Voltage Pictures, the company that threatened to sue “tens of thousands” of people in the U.S. who illegally downloaded The Hurt Locker, has brought its act to Canada.
Here in Canada, it’s kind of a national hobby to point out all the ways in which we’re different (better) than our pals to the south. But it looks like we may soon have to scratch one of them – the absence of ultra-punitive copyright infringement litigation – off the list.
Ontario-based ISP TekSavvy recently informed its customers that Voltage Pictures LLC has requested information regarding possible copyright infringement claims against them. An action filed last week revealed that Voltage had hired forensic investigation firm Canipre Inc. to “investigate whether Voltage’s cinematographic works were being copied and distributed in Canada over peer to peer networks using the BitTorrent Protocol,” and obviously the investigation found that those works were being shared. Now Voltage is demanding customer information related to approximately 2000 IP addresses that were discovered to be sharing nine Voltage films between September 1 and October 31.
TekSavvy, to its credit, has refused to hand over the information without a court order, but a court order could be coming shortly, as Voltage is headed to a Toronto court on December 17 to get one. Assuming it’s granted, Voltage will begin its legal action in earnest, as part of which it seeks statutory damages or actual damages to be proven at trial, plus all profits earned by the illegal firesharing, damages for “conversion, unlawful interference with economic relations and unjust enrichment,” special damages and, on top of all that, “aggravated, exemplary and punitive damages in the amount of $10,000.” That’s per defendant, by the way.

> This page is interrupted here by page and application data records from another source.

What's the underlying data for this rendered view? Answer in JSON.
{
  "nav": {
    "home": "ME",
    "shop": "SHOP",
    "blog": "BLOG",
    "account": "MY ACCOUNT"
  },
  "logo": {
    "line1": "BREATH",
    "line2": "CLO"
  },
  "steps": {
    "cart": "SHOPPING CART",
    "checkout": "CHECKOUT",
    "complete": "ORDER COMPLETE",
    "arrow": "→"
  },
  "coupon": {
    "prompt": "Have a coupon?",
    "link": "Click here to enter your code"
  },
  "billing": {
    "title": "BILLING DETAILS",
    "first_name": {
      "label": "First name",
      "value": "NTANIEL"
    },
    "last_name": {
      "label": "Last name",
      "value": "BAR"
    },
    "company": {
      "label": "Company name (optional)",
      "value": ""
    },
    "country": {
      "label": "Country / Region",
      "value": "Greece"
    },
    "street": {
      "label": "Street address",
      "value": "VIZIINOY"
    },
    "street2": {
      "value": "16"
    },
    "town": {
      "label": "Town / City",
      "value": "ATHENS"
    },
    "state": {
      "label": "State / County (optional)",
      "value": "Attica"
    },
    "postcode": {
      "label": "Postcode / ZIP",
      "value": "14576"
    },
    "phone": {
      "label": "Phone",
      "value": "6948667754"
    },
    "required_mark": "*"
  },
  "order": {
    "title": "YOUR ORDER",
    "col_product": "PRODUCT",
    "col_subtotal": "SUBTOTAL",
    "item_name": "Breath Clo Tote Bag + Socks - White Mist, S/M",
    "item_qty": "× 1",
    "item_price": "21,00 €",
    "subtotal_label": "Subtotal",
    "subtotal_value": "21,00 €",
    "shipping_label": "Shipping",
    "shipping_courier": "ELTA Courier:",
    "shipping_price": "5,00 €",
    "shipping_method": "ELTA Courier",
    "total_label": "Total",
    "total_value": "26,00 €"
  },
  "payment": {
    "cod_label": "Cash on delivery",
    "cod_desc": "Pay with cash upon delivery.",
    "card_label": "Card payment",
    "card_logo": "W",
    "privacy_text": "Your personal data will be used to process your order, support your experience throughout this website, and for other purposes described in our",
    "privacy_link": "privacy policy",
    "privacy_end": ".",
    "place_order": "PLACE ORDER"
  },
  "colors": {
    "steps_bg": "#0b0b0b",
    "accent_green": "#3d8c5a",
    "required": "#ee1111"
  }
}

Maclean’s blogger Jesse Brown noted that in a 2011 interview on the question of updated copyright laws in Canada, Heritage Minister James Moore dismissed concerns about U.S.-style copyright lawsuits coming to Canada. “I don’t agree… It’s not an industry’s business to go out there and sue their customers,” he said at the time. “The days of Metallica going after filesharing sites are over ten years old. There’s a new mentality.”
Or perhaps there isn’t.